Ordering your invitations might seem like a daunting task, but Lion in the Sun of Park Slope is here to guide you throughout the process with expert advice and personalized creative solutions that can fit your budget. In this section we offer a guide to help you through the process of selecting your invitations, writing your text, and choosing the printing method, as well as addressing the envelopes and getting those invitations in the mail.
You can start looking as soon as you confirm your date and venue, but invitations should be ordered around 4 or 5 months before your event takes place. Keep in mind that some printers can take up to 4 to 5 weeks to deliver printed invitations. For instance, letterpress printing and engraving can take slightly longer than thermography or off-set printing styles, depending on the company. We’ll help you figure out all the timing particulars.
Also, you’ll need to determine your invitation budget. There is no standard budget amount when it comes to choosing your invites and — like flowers, food and favors — the prices range vastly. The best thing to do is browse our selection of albums so that you can see just what your budget allows. We represent printers who can work within any budget to make sure you get what you need!
Wording: You’ll need to decide whether you would like traditional or contemporary wording – or maybe something in between. Our staff is well-versed in etiquette and can help you navigate tricky wording situations. Be sure to confirm all names, titles, and details that will appear on the invitation.
Components: Decide what components and accessories you will need to include in your invitations. Most invitations include a response card and corresponding return envelope so guests can get back to you quickly. Figure out when you will need you responses returned and what information you require from your guests. Does your caterer need to know entrée choices in advance? You can ask your guests for that information on the reply card. All components can be totally, completely customized when it comes to wording. You may also need separate reception cards, directions cards, maps, or thank you notes. Since invitation ensembles are sold a la carte, you can easily pick and choose only the items you need.
Count: Be sure to count invitations — not invited guests! Remember, many guests are invited as couples or as a family. If you have 150 total invited guests, you may only need 100 invitations. Add approximately 10 to 15 extras for last minute guest-list additions. Extra envelopes can always be ordered at a minimal charge. Count carefully! If you have to reprint additional invitations after the order is completed, the printing company will treat it as a new order and it can be very costly.

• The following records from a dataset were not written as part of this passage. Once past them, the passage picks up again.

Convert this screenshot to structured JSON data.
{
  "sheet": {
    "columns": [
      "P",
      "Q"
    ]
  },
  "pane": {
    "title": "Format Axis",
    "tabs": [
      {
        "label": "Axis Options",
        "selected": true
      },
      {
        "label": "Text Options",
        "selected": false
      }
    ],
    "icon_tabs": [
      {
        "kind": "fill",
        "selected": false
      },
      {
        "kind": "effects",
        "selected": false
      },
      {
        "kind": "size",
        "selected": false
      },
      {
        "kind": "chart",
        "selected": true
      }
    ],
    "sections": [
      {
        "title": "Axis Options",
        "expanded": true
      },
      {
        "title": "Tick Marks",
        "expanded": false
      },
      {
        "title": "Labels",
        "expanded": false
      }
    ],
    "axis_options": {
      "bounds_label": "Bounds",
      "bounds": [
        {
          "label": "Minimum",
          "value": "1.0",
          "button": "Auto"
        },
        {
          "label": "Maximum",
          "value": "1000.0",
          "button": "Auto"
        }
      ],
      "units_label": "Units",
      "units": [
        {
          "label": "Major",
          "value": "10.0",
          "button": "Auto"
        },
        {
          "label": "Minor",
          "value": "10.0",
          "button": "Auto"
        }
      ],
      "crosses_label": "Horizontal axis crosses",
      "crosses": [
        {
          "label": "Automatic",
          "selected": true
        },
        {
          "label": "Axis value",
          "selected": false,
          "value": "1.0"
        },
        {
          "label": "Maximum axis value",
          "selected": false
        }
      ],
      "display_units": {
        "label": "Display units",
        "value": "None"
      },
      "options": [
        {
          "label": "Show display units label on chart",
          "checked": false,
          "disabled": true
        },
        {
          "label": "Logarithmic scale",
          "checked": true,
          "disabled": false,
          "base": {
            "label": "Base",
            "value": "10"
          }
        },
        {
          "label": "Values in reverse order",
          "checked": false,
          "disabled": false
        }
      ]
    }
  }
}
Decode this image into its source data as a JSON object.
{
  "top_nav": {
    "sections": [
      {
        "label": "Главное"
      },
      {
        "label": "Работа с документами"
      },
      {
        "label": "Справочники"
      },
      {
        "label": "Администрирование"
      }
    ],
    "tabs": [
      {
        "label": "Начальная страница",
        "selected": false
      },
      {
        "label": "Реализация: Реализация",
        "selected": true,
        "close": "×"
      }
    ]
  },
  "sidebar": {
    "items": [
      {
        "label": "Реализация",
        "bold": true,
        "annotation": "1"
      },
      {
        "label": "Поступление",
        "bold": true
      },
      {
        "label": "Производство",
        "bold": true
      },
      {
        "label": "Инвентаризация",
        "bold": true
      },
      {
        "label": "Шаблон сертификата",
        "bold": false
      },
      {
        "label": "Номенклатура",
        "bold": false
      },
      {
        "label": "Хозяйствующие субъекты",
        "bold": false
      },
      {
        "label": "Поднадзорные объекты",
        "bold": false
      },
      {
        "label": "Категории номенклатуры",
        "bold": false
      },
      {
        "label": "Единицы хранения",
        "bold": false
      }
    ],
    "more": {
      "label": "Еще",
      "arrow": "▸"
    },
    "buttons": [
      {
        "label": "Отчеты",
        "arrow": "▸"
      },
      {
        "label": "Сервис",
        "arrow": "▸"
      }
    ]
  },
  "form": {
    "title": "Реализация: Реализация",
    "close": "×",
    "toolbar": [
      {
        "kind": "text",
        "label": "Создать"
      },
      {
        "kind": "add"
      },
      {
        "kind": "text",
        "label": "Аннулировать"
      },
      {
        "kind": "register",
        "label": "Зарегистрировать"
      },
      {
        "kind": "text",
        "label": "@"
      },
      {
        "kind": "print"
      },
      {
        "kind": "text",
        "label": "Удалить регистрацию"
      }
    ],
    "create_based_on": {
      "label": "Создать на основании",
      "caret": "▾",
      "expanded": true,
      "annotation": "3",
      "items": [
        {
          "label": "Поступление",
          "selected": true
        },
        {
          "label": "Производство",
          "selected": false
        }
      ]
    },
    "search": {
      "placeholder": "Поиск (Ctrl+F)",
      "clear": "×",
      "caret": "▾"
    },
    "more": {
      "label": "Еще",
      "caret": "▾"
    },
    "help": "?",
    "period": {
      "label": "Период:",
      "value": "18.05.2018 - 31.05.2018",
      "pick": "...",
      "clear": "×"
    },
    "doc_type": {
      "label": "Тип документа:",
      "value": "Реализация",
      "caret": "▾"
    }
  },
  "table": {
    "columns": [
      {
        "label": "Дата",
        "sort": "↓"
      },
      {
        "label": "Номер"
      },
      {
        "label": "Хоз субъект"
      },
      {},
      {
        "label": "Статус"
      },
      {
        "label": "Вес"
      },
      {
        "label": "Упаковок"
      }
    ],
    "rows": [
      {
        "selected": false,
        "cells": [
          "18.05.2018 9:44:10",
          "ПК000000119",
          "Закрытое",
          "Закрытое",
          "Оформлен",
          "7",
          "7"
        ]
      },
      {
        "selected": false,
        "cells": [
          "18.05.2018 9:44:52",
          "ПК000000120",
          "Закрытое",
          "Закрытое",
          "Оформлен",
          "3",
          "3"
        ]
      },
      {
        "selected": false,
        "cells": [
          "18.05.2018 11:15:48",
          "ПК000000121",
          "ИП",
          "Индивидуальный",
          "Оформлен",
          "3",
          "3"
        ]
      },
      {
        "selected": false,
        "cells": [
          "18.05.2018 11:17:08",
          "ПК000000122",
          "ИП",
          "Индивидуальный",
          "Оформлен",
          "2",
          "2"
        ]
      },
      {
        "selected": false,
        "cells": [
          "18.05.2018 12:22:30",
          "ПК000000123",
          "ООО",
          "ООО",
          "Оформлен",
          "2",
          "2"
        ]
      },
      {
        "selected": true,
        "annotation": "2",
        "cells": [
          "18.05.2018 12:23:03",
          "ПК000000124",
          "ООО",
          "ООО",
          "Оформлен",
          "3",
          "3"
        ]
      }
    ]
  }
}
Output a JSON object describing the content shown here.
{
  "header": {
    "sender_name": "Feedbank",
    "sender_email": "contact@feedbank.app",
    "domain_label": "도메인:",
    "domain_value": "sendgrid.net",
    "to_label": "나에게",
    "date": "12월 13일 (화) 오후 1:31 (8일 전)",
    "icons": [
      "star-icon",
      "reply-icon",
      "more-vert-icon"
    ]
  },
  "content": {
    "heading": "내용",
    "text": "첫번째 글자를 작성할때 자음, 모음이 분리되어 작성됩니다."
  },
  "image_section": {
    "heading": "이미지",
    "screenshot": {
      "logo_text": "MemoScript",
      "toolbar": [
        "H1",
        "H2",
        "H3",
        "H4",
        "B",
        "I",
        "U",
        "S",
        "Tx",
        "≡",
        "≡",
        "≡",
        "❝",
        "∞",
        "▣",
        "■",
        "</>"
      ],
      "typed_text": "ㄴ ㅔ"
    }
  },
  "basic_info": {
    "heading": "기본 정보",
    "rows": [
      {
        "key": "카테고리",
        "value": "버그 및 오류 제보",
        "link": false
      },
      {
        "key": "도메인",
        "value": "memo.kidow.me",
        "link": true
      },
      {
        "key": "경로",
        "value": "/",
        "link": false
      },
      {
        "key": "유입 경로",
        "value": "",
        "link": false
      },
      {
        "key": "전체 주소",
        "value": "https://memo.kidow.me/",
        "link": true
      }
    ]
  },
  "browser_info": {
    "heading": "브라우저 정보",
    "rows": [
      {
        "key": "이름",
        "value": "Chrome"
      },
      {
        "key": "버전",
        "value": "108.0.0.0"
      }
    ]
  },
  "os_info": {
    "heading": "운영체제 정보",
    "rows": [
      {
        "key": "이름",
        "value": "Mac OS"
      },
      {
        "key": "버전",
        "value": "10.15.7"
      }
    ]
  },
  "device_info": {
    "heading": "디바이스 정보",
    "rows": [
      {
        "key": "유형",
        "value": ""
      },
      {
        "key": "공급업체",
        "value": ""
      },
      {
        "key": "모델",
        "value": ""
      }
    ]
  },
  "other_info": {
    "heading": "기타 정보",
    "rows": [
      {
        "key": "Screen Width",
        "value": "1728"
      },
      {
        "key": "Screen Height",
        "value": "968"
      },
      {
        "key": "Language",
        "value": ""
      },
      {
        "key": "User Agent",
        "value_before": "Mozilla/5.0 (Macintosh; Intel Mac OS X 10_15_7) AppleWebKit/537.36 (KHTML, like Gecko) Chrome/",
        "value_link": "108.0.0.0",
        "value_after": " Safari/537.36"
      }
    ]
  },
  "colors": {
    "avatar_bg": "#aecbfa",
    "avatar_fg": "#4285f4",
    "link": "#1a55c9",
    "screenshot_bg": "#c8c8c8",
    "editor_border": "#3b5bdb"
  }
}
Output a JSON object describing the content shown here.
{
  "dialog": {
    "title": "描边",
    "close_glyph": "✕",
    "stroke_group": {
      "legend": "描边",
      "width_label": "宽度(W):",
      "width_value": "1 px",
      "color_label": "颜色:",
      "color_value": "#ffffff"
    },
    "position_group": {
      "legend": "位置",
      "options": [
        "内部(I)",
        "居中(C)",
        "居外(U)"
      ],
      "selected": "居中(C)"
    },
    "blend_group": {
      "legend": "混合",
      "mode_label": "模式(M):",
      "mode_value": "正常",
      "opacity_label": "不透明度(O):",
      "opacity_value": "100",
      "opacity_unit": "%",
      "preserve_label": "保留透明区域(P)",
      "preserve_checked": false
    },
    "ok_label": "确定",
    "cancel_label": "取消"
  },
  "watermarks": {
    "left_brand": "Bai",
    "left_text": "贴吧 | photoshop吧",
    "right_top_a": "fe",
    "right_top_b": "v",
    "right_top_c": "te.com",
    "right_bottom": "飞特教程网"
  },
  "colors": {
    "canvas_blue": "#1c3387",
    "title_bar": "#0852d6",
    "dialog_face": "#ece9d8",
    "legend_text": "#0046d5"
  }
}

It is always safer (and much less expensive in the long run) to have a few left over!
Deposit: A half-down deposit is required on all printing orders at the time of your order. Your final balance will include sales tax and the direct shipping charge from the company to the store. Payment in full is required upon pickup. If an order is canceled at any time, the client is responsible for any applicable proofing, cancellation, or printing fees that the printing company passes on to Lion in the Sun.
Proofs: Every printing company offers the option to see a proof of your invitations before they go to press. Though they often come with a small fee (usually $15 or so) it is absolutely necessary to purchase proofs. They are your insurance against any errors on your invitation and your chance to preview the text, font, layout and design. You can make changes to your proofs if you need to, but once you approve the final proof it goes to print as-is. Proofs are emailed to you in PDF form. Some companies provide color proofs; others provide black and white. The Lion in the Sun staff is available for consultation if you have questions about your proofs.
Printing: There are several different printing methods that you’ll run across when looking through the Lion in the Sun library of invitation albums. The print methods vary in price, look, and texture and we can help you decide which is best for your needs. The most popular print methods are as follows:
Engraving is a traditional and timeless way to print your invitations. Letters are engraved or etched into a copper plate which is rolled with ink and then wiped, leaving the ink only within etched lines. The hand-fed paper is then pressed into the plate, picking up the ink, and leaving a raised letter or design that has a slight indentation on the back. The result is a beautifully sharp and rich impression. Engraving is a great way to print if you are using dark papers or if your invitation has designs or motifs with delicate lines.
One of the oldest printing methods in the world, letterpress has made resurgence and is a tremendously popular look right now. It is best recognized for the soft, lush paper that usually accompanies this printing method. Letterpress is the opposite of engraving – instead of a raised print, the text and design are actually pressed into the paper using an inked polymer stamp-like printing plate. The thicker the paper, the deeper the impression. Letterpress printing works for many designs and is a wonderful way to add texture to your design.
Thermography is a modern alternative for attaining the raised printed effect of engraving. This is achieved with a heat process which causes powdered ink to expand, resulting in a raised letter with a beautiful sheen.
Flat or off-set printing is a photo process resulting in a modern, sleek look. For those looking for a more matte or contemporary feel, flat-printing may be the alternative you are looking for. It also works well for reproducing photograph half-tones, sketches and maps.